### Exercise details
Every line with "label" in it must be copied from the data.

### Web page and app entries
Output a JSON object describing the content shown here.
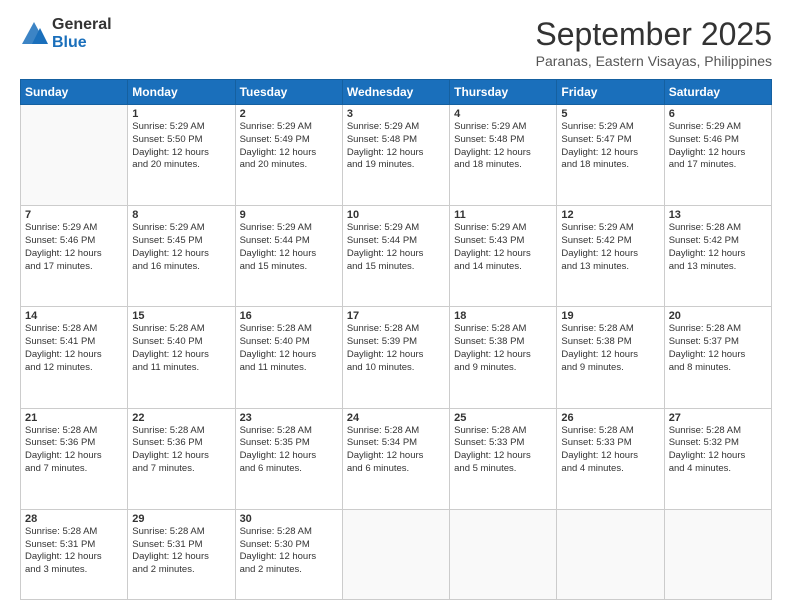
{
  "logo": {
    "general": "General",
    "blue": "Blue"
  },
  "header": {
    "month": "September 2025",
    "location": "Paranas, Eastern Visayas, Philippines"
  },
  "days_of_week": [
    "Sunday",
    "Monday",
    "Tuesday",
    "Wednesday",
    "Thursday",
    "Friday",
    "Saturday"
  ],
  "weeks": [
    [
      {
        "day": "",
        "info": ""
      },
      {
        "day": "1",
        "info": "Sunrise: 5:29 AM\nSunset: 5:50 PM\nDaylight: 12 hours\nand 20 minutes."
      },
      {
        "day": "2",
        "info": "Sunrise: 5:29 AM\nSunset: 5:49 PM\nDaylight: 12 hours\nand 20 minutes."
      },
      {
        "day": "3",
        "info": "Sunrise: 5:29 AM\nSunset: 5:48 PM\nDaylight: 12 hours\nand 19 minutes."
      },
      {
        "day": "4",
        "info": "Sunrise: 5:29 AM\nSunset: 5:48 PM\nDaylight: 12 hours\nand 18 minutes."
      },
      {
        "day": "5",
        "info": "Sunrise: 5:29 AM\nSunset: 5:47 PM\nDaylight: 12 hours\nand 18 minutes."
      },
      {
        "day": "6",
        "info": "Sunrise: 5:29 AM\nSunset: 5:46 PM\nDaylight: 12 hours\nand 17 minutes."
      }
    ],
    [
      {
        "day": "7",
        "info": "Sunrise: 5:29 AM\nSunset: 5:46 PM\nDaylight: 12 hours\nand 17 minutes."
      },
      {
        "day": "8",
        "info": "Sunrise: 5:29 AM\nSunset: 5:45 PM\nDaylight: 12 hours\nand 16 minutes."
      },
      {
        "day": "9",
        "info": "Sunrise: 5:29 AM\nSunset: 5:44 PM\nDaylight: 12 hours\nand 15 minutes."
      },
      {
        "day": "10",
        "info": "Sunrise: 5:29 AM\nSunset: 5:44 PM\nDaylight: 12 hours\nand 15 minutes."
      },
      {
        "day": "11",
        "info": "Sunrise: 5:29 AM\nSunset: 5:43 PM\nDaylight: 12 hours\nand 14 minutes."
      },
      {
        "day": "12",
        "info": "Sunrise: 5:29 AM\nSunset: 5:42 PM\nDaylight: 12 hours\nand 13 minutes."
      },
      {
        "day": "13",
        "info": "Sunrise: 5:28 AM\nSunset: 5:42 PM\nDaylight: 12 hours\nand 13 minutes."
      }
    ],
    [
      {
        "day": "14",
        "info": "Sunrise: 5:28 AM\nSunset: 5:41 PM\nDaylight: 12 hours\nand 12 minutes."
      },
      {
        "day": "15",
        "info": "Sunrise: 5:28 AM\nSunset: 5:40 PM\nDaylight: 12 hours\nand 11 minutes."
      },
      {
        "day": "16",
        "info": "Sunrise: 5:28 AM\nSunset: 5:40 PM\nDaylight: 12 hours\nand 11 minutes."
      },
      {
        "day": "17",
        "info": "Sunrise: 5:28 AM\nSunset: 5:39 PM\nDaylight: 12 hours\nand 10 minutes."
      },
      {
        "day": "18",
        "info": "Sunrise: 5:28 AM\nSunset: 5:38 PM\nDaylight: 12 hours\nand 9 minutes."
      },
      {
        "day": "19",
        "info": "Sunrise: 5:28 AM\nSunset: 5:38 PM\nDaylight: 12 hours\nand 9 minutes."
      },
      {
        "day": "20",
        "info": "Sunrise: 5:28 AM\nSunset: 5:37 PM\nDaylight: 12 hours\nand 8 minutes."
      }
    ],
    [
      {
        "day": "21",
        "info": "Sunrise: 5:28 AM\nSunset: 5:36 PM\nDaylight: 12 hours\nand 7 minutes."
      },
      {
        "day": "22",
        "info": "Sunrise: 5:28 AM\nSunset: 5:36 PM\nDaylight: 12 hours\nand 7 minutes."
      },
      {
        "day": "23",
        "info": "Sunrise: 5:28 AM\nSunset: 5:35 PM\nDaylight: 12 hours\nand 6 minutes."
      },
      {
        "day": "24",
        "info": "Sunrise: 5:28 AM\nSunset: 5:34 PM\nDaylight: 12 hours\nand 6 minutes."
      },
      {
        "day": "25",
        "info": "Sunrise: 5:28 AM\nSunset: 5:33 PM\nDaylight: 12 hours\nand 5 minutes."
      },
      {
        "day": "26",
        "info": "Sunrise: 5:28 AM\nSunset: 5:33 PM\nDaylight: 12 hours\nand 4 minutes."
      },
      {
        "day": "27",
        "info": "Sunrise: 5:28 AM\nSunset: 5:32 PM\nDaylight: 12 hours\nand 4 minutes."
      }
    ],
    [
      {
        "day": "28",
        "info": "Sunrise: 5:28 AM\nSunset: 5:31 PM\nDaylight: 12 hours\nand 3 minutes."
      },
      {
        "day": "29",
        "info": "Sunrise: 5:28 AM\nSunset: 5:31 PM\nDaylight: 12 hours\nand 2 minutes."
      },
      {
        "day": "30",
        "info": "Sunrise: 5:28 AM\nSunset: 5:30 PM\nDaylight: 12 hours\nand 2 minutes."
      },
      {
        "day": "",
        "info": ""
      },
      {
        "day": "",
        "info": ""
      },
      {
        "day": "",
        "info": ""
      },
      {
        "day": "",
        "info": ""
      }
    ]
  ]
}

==

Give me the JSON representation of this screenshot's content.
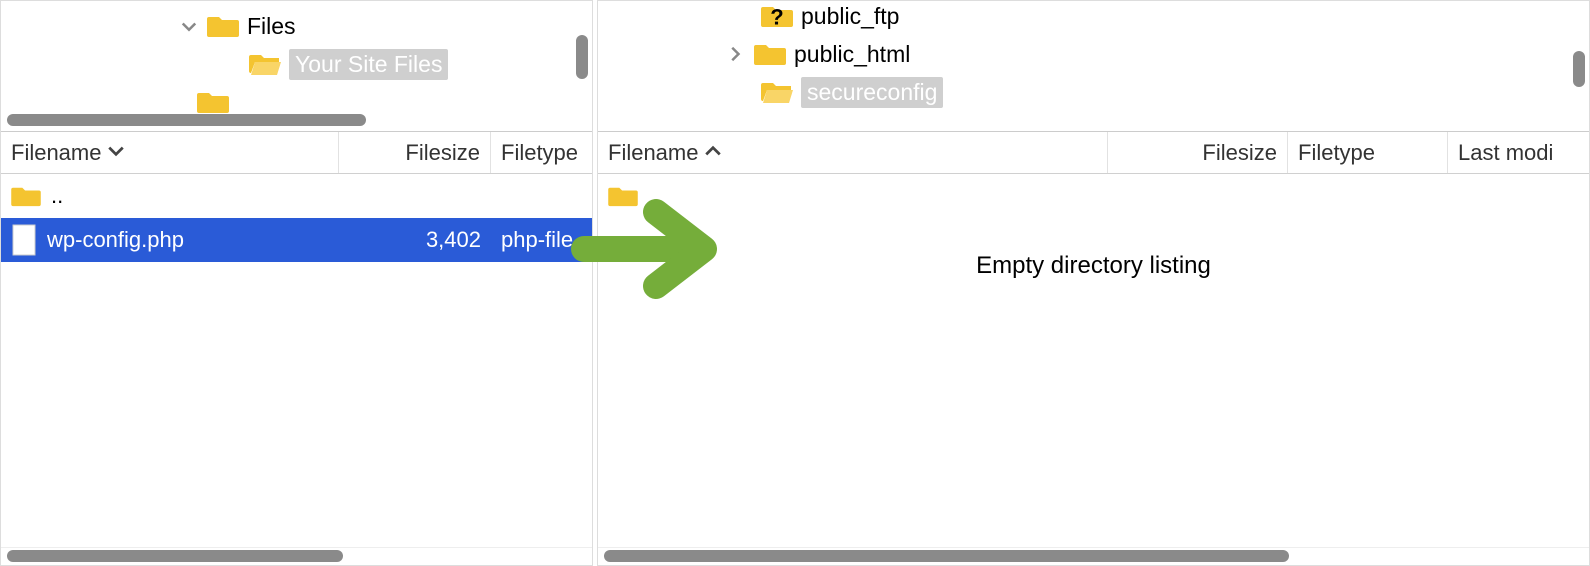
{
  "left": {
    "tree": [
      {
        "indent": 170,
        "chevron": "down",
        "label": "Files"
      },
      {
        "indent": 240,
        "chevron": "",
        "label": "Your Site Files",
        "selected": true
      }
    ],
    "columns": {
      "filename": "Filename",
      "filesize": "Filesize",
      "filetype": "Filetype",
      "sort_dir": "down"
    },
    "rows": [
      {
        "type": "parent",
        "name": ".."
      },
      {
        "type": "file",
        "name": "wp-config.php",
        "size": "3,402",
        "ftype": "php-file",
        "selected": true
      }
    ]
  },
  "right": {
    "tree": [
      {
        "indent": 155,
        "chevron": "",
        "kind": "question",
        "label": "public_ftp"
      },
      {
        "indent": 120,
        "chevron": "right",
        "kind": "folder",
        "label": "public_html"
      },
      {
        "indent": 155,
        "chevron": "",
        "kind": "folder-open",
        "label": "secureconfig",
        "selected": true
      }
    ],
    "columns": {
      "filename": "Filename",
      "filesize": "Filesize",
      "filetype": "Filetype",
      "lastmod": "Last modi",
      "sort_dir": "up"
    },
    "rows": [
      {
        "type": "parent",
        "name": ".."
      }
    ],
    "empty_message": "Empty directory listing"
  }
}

### Solution for this task
        "label": "Files"
        "label": "Your Site Files",
        "label": "public_ftp"
        "label": "public_html"
        "label": "secureconfig",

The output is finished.